I now have such an appetite and interest in food that I want to get into baking/cooking properly, whereas previously I had no interest at all in anything food related. I was tempted to make Glen a birthday cake, but after my first attempt fell a bit flat, I thought it would be more of an insult to serve him something pathetic... so I defrosted a bit of our wedding cake for us to munch through! Much nicer.
Obviously June saw us get married and go on our honeymoon. Although we'd planned it with the thought I'd be on oxygen and very tired, the fact that I got to that important milestone with nice new shiney's was beyond amazing. It probably was the best wedding gift (lovingly sent from my donor angel!) we could have received. I was able to be part of every second of the day without having to take time away to rest. I enjoyed walking down the aisle unassisted (by person or oxygen), I could have my first dance unimpeded by wires and I could generally float around the venue in the princess dress that was sooo me! None of that would have been possible if I hadn't got my op. Our honeymoon, we barely stopped!

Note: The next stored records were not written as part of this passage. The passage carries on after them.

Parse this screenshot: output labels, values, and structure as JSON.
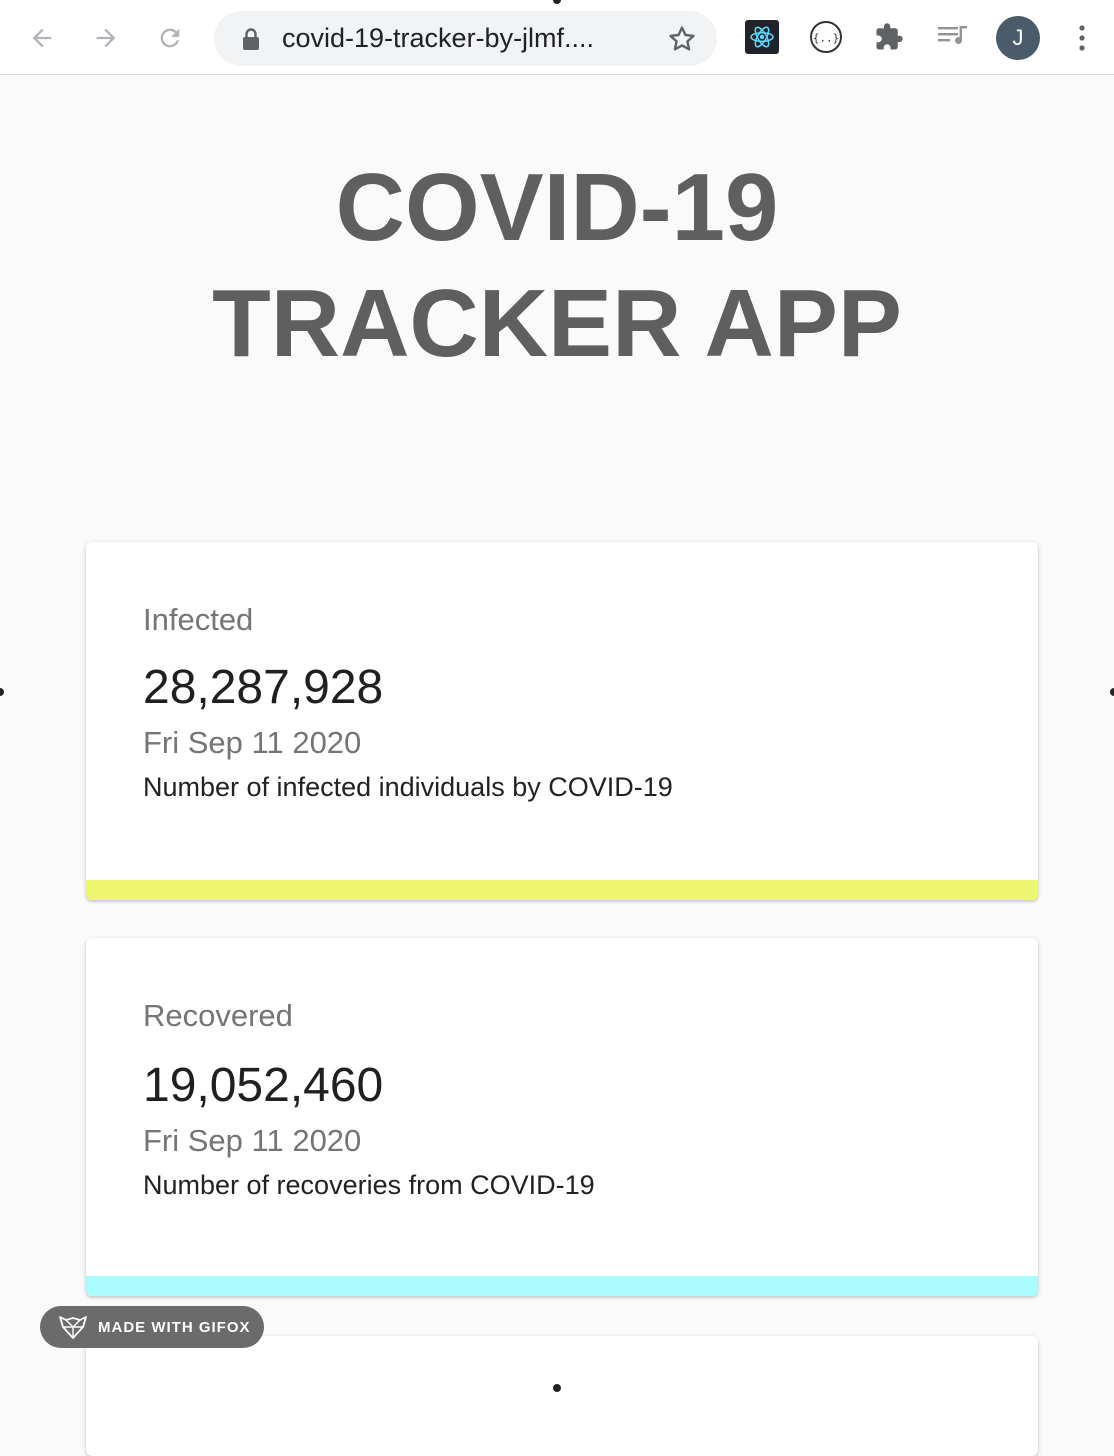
{
  "browser": {
    "url": "covid-19-tracker-by-jlmf....",
    "avatar_initial": "J"
  },
  "page": {
    "title_line1": "COVID-19",
    "title_line2": "TRACKER APP"
  },
  "cards": [
    {
      "label": "Infected",
      "value": "28,287,928",
      "date": "Fri Sep 11 2020",
      "description": "Number of infected individuals by COVID-19",
      "accent_color": "#eef571"
    },
    {
      "label": "Recovered",
      "value": "19,052,460",
      "date": "Fri Sep 11 2020",
      "description": "Number of recoveries from COVID-19",
      "accent_color": "#a9fbff"
    }
  ],
  "watermark": {
    "text": "MADE WITH GIFOX"
  }
}
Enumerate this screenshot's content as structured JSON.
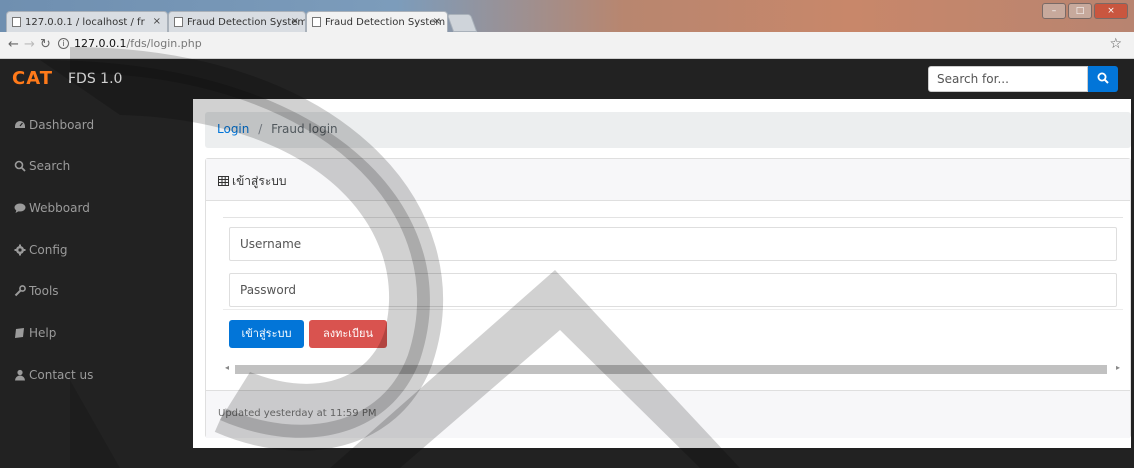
{
  "browser": {
    "tabs": [
      {
        "label": "127.0.0.1 / localhost / fr"
      },
      {
        "label": "Fraud Detection System"
      },
      {
        "label": "Fraud Detection System"
      }
    ],
    "url_host": "127.0.0.1",
    "url_path": "/fds/login.php"
  },
  "navbar": {
    "brand": "CAT",
    "version": "FDS 1.0",
    "search_placeholder": "Search for..."
  },
  "sidebar": {
    "items": [
      {
        "label": "Dashboard",
        "icon": "dashboard-icon"
      },
      {
        "label": "Search",
        "icon": "search-icon"
      },
      {
        "label": "Webboard",
        "icon": "comment-icon"
      },
      {
        "label": "Config",
        "icon": "gear-icon"
      },
      {
        "label": "Tools",
        "icon": "wrench-icon"
      },
      {
        "label": "Help",
        "icon": "book-icon"
      },
      {
        "label": "Contact us",
        "icon": "user-icon"
      }
    ]
  },
  "breadcrumb": {
    "link": "Login",
    "separator": "/",
    "current": "Fraud login"
  },
  "card": {
    "title": "เข้าสู่ระบบ",
    "username_placeholder": "Username",
    "password_placeholder": "Password",
    "login_button": "เข้าสู่ระบบ",
    "register_button": "ลงทะเบียน",
    "footer": "Updated yesterday at 11:59 PM"
  },
  "colors": {
    "navbar_bg": "#222222",
    "brand": "#ff7a1a",
    "primary": "#0275d8",
    "danger": "#d9534f"
  }
}
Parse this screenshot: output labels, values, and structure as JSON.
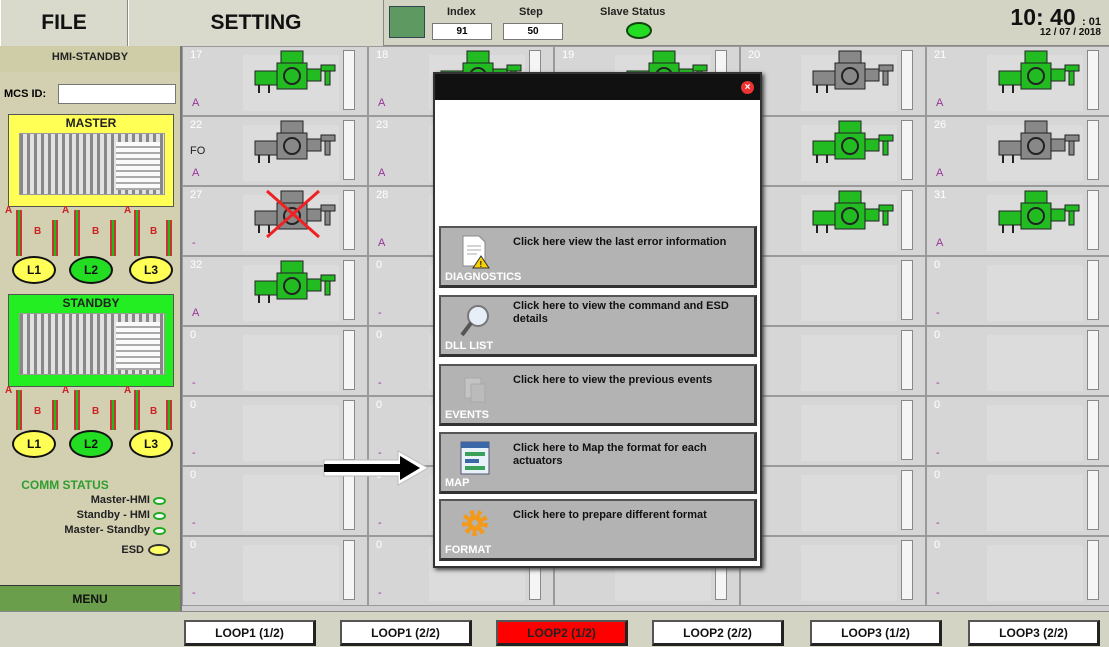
{
  "header": {
    "file_label": "FILE",
    "setting_label": "SETTING",
    "index_label": "Index",
    "index_value": "91",
    "step_label": "Step",
    "step_value": "50",
    "slave_status_label": "Slave Status",
    "time": "10: 40",
    "seconds": ": 01",
    "date": "12 / 07 / 2018"
  },
  "left_panel": {
    "title": "HMI-STANDBY",
    "mcs_label": "MCS ID:",
    "mcs_value": "",
    "master_label": "MASTER",
    "standby_label": "STANDBY",
    "a_label": "A",
    "b_label": "B",
    "loops": [
      "L1",
      "L2",
      "L3"
    ],
    "comm_status_title": "COMM STATUS",
    "comm_rows": [
      "Master-HMI",
      "Standby - HMI",
      "Master- Standby",
      "ESD"
    ],
    "menu_label": "MENU"
  },
  "grid": {
    "cells": [
      {
        "num": "17",
        "status": "A",
        "fo": "",
        "icon": "green"
      },
      {
        "num": "18",
        "status": "A",
        "fo": "",
        "icon": "green"
      },
      {
        "num": "19",
        "status": "",
        "fo": "",
        "icon": "green"
      },
      {
        "num": "20",
        "status": "",
        "fo": "",
        "icon": "gray"
      },
      {
        "num": "21",
        "status": "A",
        "fo": "",
        "icon": "green"
      },
      {
        "num": "22",
        "status": "A",
        "fo": "FO",
        "icon": "gray"
      },
      {
        "num": "23",
        "status": "A",
        "fo": "",
        "icon": ""
      },
      {
        "num": "",
        "status": "",
        "fo": "",
        "icon": ""
      },
      {
        "num": "",
        "status": "",
        "fo": "",
        "icon": "green"
      },
      {
        "num": "26",
        "status": "A",
        "fo": "",
        "icon": "gray"
      },
      {
        "num": "27",
        "status": "-",
        "fo": "",
        "icon": "crossed"
      },
      {
        "num": "28",
        "status": "A",
        "fo": "",
        "icon": ""
      },
      {
        "num": "",
        "status": "",
        "fo": "",
        "icon": ""
      },
      {
        "num": "",
        "status": "",
        "fo": "",
        "icon": "green"
      },
      {
        "num": "31",
        "status": "A",
        "fo": "",
        "icon": "green"
      },
      {
        "num": "32",
        "status": "A",
        "fo": "",
        "icon": "green"
      },
      {
        "num": "0",
        "status": "-",
        "fo": "",
        "icon": ""
      },
      {
        "num": "",
        "status": "",
        "fo": "",
        "icon": ""
      },
      {
        "num": "",
        "status": "",
        "fo": "",
        "icon": ""
      },
      {
        "num": "0",
        "status": "-",
        "fo": "",
        "icon": ""
      },
      {
        "num": "0",
        "status": "-",
        "fo": "",
        "icon": ""
      },
      {
        "num": "0",
        "status": "-",
        "fo": "",
        "icon": ""
      },
      {
        "num": "",
        "status": "",
        "fo": "",
        "icon": ""
      },
      {
        "num": "",
        "status": "",
        "fo": "",
        "icon": ""
      },
      {
        "num": "0",
        "status": "-",
        "fo": "",
        "icon": ""
      },
      {
        "num": "0",
        "status": "-",
        "fo": "",
        "icon": ""
      },
      {
        "num": "0",
        "status": "-",
        "fo": "",
        "icon": ""
      },
      {
        "num": "",
        "status": "",
        "fo": "",
        "icon": ""
      },
      {
        "num": "",
        "status": "",
        "fo": "",
        "icon": ""
      },
      {
        "num": "0",
        "status": "-",
        "fo": "",
        "icon": ""
      },
      {
        "num": "0",
        "status": "-",
        "fo": "",
        "icon": ""
      },
      {
        "num": "0",
        "status": "-",
        "fo": "",
        "icon": ""
      },
      {
        "num": "",
        "status": "",
        "fo": "",
        "icon": ""
      },
      {
        "num": "",
        "status": "",
        "fo": "",
        "icon": ""
      },
      {
        "num": "0",
        "status": "-",
        "fo": "",
        "icon": ""
      },
      {
        "num": "0",
        "status": "-",
        "fo": "",
        "icon": ""
      },
      {
        "num": "0",
        "status": "-",
        "fo": "",
        "icon": ""
      },
      {
        "num": "",
        "status": "",
        "fo": "",
        "icon": ""
      },
      {
        "num": "",
        "status": "",
        "fo": "",
        "icon": ""
      },
      {
        "num": "0",
        "status": "-",
        "fo": "",
        "icon": ""
      },
      {
        "num": "0",
        "status": "-",
        "fo": "",
        "icon": ""
      },
      {
        "num": "0",
        "status": "-",
        "fo": "",
        "icon": ""
      },
      {
        "num": "",
        "status": "-",
        "fo": "",
        "icon": ""
      },
      {
        "num": "",
        "status": "-",
        "fo": "",
        "icon": ""
      },
      {
        "num": "0",
        "status": "-",
        "fo": "",
        "icon": ""
      }
    ]
  },
  "popup": {
    "items": [
      {
        "name": "DIAGNOSTICS",
        "text": "Click here view the last error information",
        "icon": "document-warning-icon"
      },
      {
        "name": "DLL LIST",
        "text": "Click here to view the command and ESD details",
        "icon": "magnifier-icon"
      },
      {
        "name": "EVENTS",
        "text": "Click here to view the previous events",
        "icon": "events-icon"
      },
      {
        "name": "MAP",
        "text": "Click here to Map the format for each actuators",
        "icon": "map-icon"
      },
      {
        "name": "FORMAT",
        "text": "Click here to prepare different format",
        "icon": "gear-icon"
      }
    ]
  },
  "footer": {
    "loops": [
      "LOOP1 (1/2)",
      "LOOP1 (2/2)",
      "LOOP2 (1/2)",
      "LOOP2 (2/2)",
      "LOOP3 (1/2)",
      "LOOP3 (2/2)"
    ],
    "active_index": 2
  },
  "colors": {
    "active_loop": "#ff0000",
    "actuator_on": "#22bb22",
    "actuator_off": "#888888",
    "status_text": "#993399"
  }
}
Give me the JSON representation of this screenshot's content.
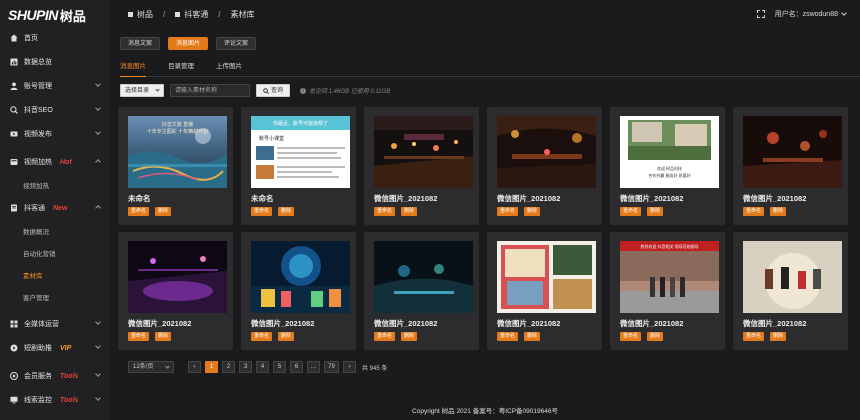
{
  "logo": {
    "en": "SHUPIN",
    "cn": "树品"
  },
  "sidebar": {
    "items": [
      {
        "label": "首页",
        "icon": "home-icon"
      },
      {
        "label": "数据总览",
        "icon": "chart-icon"
      },
      {
        "label": "账号管理",
        "icon": "user-icon"
      },
      {
        "label": "抖音SEO",
        "icon": "seo-icon"
      },
      {
        "label": "视频发布",
        "icon": "video-icon"
      },
      {
        "label": "视频加热",
        "icon": "fire-icon",
        "tag": "Hot"
      },
      {
        "label": "视频加热",
        "sub": true
      },
      {
        "label": "抖客通",
        "icon": "doc-icon",
        "tag": "New"
      },
      {
        "label": "数据概况",
        "sub": true
      },
      {
        "label": "自动化营销",
        "sub": true
      },
      {
        "label": "素材库",
        "sub": true,
        "active": true
      },
      {
        "label": "客户管理",
        "sub": true
      },
      {
        "label": "全媒体运营",
        "icon": "media-icon"
      },
      {
        "label": "短剧助推",
        "icon": "play-icon",
        "tag": "VIP"
      },
      {
        "label": "会员服务",
        "icon": "member-icon",
        "tag": "Tools"
      },
      {
        "label": "线索监控",
        "icon": "monitor-icon",
        "tag": "Tools"
      }
    ]
  },
  "header": {
    "breadcrumb": [
      "树品",
      "抖客通",
      "素材库"
    ],
    "username": "用户名：zswodun88"
  },
  "main": {
    "type_buttons": [
      {
        "label": "消息文案",
        "active": false
      },
      {
        "label": "消息图片",
        "active": true
      },
      {
        "label": "评论文案",
        "active": false
      }
    ],
    "tabs": [
      {
        "label": "消息图片",
        "active": true
      },
      {
        "label": "目录管理",
        "active": false
      },
      {
        "label": "上传图片",
        "active": false
      }
    ],
    "filter": {
      "select_label": "选择目录",
      "search_placeholder": "请输入素材名称",
      "search_button": "查询",
      "quota": "总空间 1.46GB 已使用 0.11GB"
    },
    "cards": [
      {
        "name": "未命名",
        "rename": "重命名",
        "delete": "删除"
      },
      {
        "name": "未命名",
        "rename": "重命名",
        "delete": "删除"
      },
      {
        "name": "微信图片_2021082",
        "rename": "重命名",
        "delete": "删除"
      },
      {
        "name": "微信图片_2021082",
        "rename": "重命名",
        "delete": "删除"
      },
      {
        "name": "微信图片_2021082",
        "rename": "重命名",
        "delete": "删除"
      },
      {
        "name": "微信图片_2021082",
        "rename": "重命名",
        "delete": "删除"
      },
      {
        "name": "微信图片_2021082",
        "rename": "重命名",
        "delete": "删除"
      },
      {
        "name": "微信图片_2021082",
        "rename": "重命名",
        "delete": "删除"
      },
      {
        "name": "微信图片_2021082",
        "rename": "重命名",
        "delete": "删除"
      },
      {
        "name": "微信图片_2021082",
        "rename": "重命名",
        "delete": "删除"
      },
      {
        "name": "微信图片_2021082",
        "rename": "重命名",
        "delete": "删除"
      },
      {
        "name": "微信图片_2021082",
        "rename": "重命名",
        "delete": "删除"
      }
    ],
    "thumb_text": {
      "card1_line1": "抖音文旅 直播",
      "card1_line2": "十年专注图彩 十年精耕开始",
      "card2_header": "你最近、账号可能违规了",
      "card2_title": "账号小课堂",
      "card6_caption1": "欢迎 树品科技",
      "card6_caption2": "合作共赢 服务好 质量好",
      "card11_banner": "热烈欢迎 抖音相关 领导莅临指导"
    },
    "pager": {
      "page_size": "12条/页",
      "pages": [
        "‹",
        "1",
        "2",
        "3",
        "4",
        "5",
        "6",
        "…",
        "79",
        "›"
      ],
      "active_page": "1",
      "total": "共 945 条"
    }
  },
  "footer": {
    "text": "Copyright 树品 2021 备案号：粤ICP备09019646号"
  },
  "colors": {
    "accent": "#e37b1a",
    "bg": "#1b1b1d",
    "sidebar": "#212124",
    "card": "#2c2c2f",
    "hot": "#e5433a",
    "vip": "#f0a020"
  }
}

We walked sooo much, I could run, play, climb, dance etc... (yes I'm a big kid!) and generally just enjoy being with my husband in Disney, practically without a care in the world (I was missing my Judy obviously!)
Since then, I've been building up all the exercise I can do- starting off with support from the gym trainers, or family/friends, but now I'm off to fitness classes, going swimming, doing epic walks with the dogs, going for bike rides etc... none of this I really saw myself being able to do again... even the thought of having the transplant didn't really compute just how much my life has changed.
When a 'normal' person has to take the dog for a walk, or force themselves to the gym after a particularly 'foody' weekend they see it as a chore 'I suppose I'd better take the dogs out for a walk'... or even a trip to the supermarket to do the weekly food shop. For me, although sometimes the timing isn't great, or I have to juggle things around in my day, the actual act of going out and doing whatever is a happy thing... because I CAN do these things for myself now! I'm sure over time the novelty will probably wear off and dog walking, exercising and food shopping will be seen as a pain in the bum, but for now I'm grateful for them. I appreciate just what living is, and I'm doing just that... I'm LIVING my life now, not just existing.
200 days on for me being able to live, means it's been 200 days that my donor's family have been without her.Thank you to my wonderful donor angel. She was a brilliant and kind lady who even in death was able to give the most wonderous of gifts... she gave me back my life!